> **Task objective**
Every entry below is to be retyped exactly as it appears.
===== Data for review =====
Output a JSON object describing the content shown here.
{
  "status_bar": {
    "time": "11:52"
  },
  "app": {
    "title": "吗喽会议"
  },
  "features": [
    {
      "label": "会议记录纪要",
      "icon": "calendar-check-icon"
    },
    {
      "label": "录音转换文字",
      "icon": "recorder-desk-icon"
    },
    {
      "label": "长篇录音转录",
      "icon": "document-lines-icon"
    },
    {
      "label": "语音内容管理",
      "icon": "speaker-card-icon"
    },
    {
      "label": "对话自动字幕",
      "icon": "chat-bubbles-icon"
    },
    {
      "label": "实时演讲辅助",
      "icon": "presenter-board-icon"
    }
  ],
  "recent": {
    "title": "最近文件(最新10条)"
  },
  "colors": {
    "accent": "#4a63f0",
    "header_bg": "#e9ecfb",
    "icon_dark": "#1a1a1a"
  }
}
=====
> **Written solution**
Output a JSON object describing the content shown here.
{
  "status_bar": {
    "time": "11:52"
  },
  "app": {
    "title": "吗喽会议"
  },
  "features": [
    {
      "label": "会议记录纪要",
      "icon": "calendar-check-icon"
    },
    {
      "label": "录音转换文字",
      "icon": "recorder-desk-icon"
    },
    {
      "label": "长篇录音转录",
      "icon": "document-lines-icon"
    },
    {
      "label": "语音内容管理",
      "icon": "speaker-card-icon"
    },
    {
      "label": "对话自动字幕",
      "icon": "chat-bubbles-icon"
    },
    {
      "label": "实时演讲辅助",
      "icon": "presenter-board-icon"
    }
  ],
  "recent": {
    "title": "最近文件(最新10条)"
  },
  "colors": {
    "accent": "#4a63f0",
    "header_bg": "#e9ecfb",
    "icon_dark": "#1a1a1a"
  }
}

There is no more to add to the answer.